The major limitation of our study is the lack of liver histology data from a central pathologist for the entire cohort. Although comparing the severity of liver injury in all groups would be ideal, this kind of comparison was not possible in this retrospective study given the lack of protocol biopsies in the HCV negative patients and relative lack of protocol biopsies beyond year 1 in the HCV positive patients. In those patients with HCV who did have 1-year protocol biopsies, BC did not significantly impact the incidence of significant or advanced fibrosis at 1 year. Additionally, though early histology is a good predictor for long-term outcomes, many other unmeasured factors such as antiviral treatment and minimizing rejection may alter this impact. Since BC should affect the short-term progression of HCV, long-term changes in fibrosis would be affected more by immunosuppression changes and the use of antiviral therapy in patients with progressive disease. Additionally, long-term graft loss did not differ in HCV patients with and without BC. By providing relatively long-term follow-up with graft loss and mortality, which are less subjective endpoints, we believe we would have captured any consequences of synergistic hepatic injury for the patient if it existed. Further follow-up with 3- and 5-year survival and fibrosis scores may more accurately reflect the true impact of HCV and BC as sequelae of these variables may increase over time.
Another weakness of our analysis may be our definition of BC as it includes all patients with imaging evidence of an abnormal bile duct in the setting of abnormal liver function tests who received an intervention, which may not be specific enough to ensure physiologically significant biliary obstruction. Accurate retrospective determination of the efficacy of such an intervention to prove the physiological significance of these findings, however, was not possible. In addition, we grouped all types of BC together in the main analysis, perhaps combining complications with different origins and different effects on patient and graft outcomes. Further analysis was performed, however, separating these groups without significant changes in our findings.
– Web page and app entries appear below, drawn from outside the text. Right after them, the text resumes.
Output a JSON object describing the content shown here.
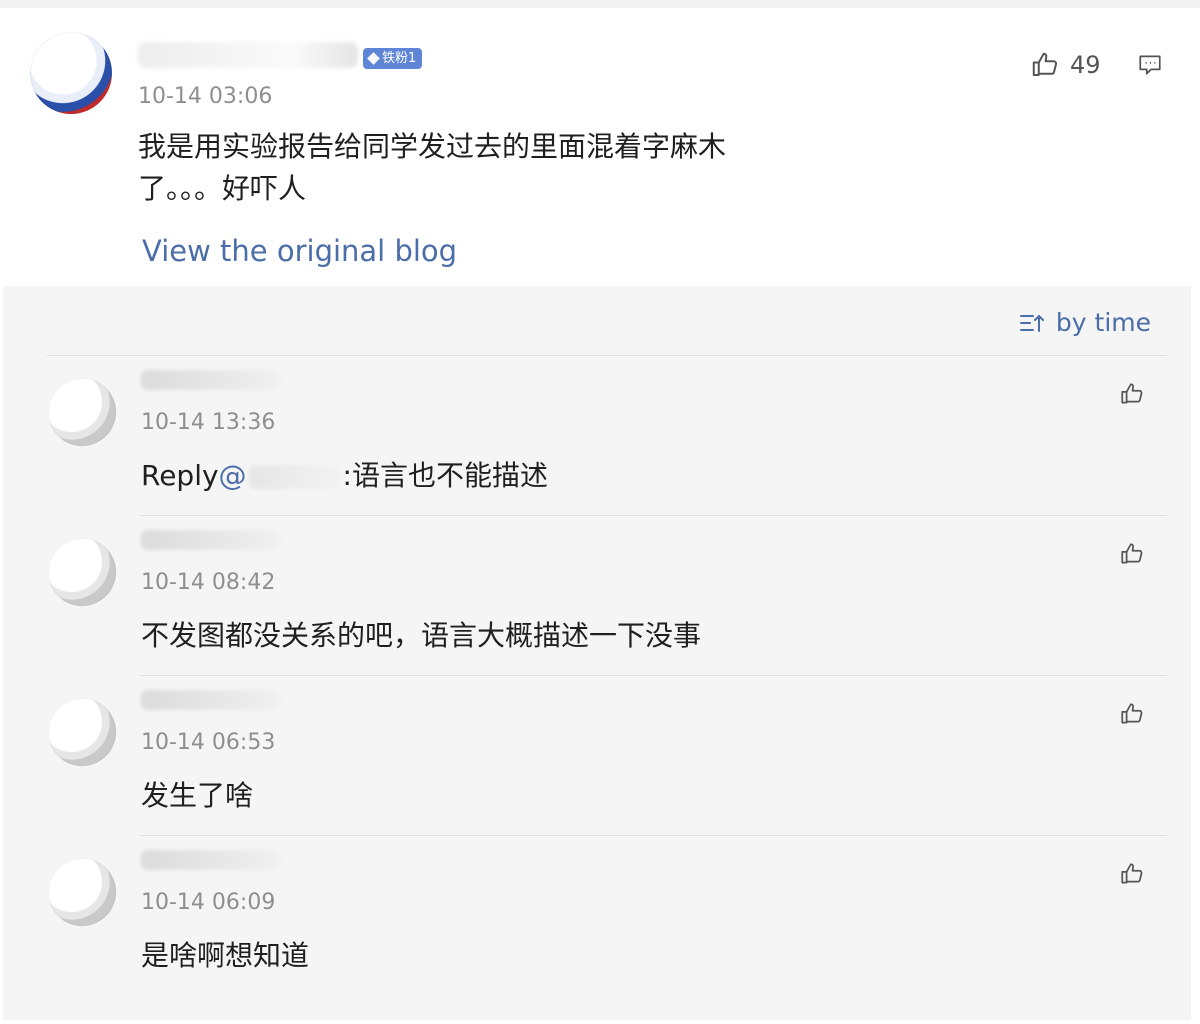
{
  "main_comment": {
    "badge_label": "铁粉1",
    "timestamp": "10-14 03:06",
    "like_count": "49",
    "content": "我是用实验报告给同学发过去的里面混着字麻木了。。。好吓人",
    "view_original_label": "View the original blog"
  },
  "replies_panel": {
    "sort_label": "by time",
    "replies": [
      {
        "timestamp": "10-14 13:36",
        "content_prefix": "Reply",
        "mention_symbol": "@",
        "content_suffix": ":语言也不能描述"
      },
      {
        "timestamp": "10-14 08:42",
        "content": "不发图都没关系的吧，语言大概描述一下没事"
      },
      {
        "timestamp": "10-14 06:53",
        "content": "发生了啥"
      },
      {
        "timestamp": "10-14 06:09",
        "content": "是啥啊想知道"
      }
    ]
  },
  "colors": {
    "link_blue": "#4b6ea8",
    "badge_blue": "#5f86d6",
    "timestamp_gray": "#8f8f8f",
    "panel_bg": "#f5f5f5"
  },
  "icons": {
    "like": "thumbs-up-icon",
    "comment": "comment-icon",
    "sort": "sort-icon"
  }
}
Last, we would have liked to perform additional analysis looking at cause of death and graft failure for the entire cohort, but this was not possible to do accurately in this retrospective multicenter study. Cause of death was determined in those patients with HCV, and there were no significant differences between patients with and without BC, neither in terms of recurrent HCV, if BC accelerated progression of HCV, or sepsis if death was related to diffuse stricturing and recurrent biliary sepsis. The numbers in each category were small, however, and definitive conclusions may not be drawn from these data.
As it has been shown that the duration of biliary obstruction may be the most important risk factor for severe and sustained liver injury (28), when abnormal biliary anatomy is found in the setting of graft dysfunction, action should be taken to relieve a potential obstruction without delay. Our data add additional support, however, to the notion that recurrent HCV infection remains the most prominent risk factor for death and graft failure, and that BC are not synergistic with recurrent HCV in this effect. In addition, we found that BC (specifically strictures) is more likely to be diagnosed in patients with HCV, possibly signifying that we are overdiagnosing BC in patients who are cholestatic from recurrent HCV. Therefore, early and aggressive treatment of HCV may also be a part of the initial therapeutic paradigm in patients with HCV and elevated liver functions tests, even when the pattern is most consistent with cholestasis. Additional work to improve post-OLT antiviral treatment, slow the process of fibrosis, and better differentiate fibrosing cholestatic HCV from extrahepatic biliary obstruction is needed.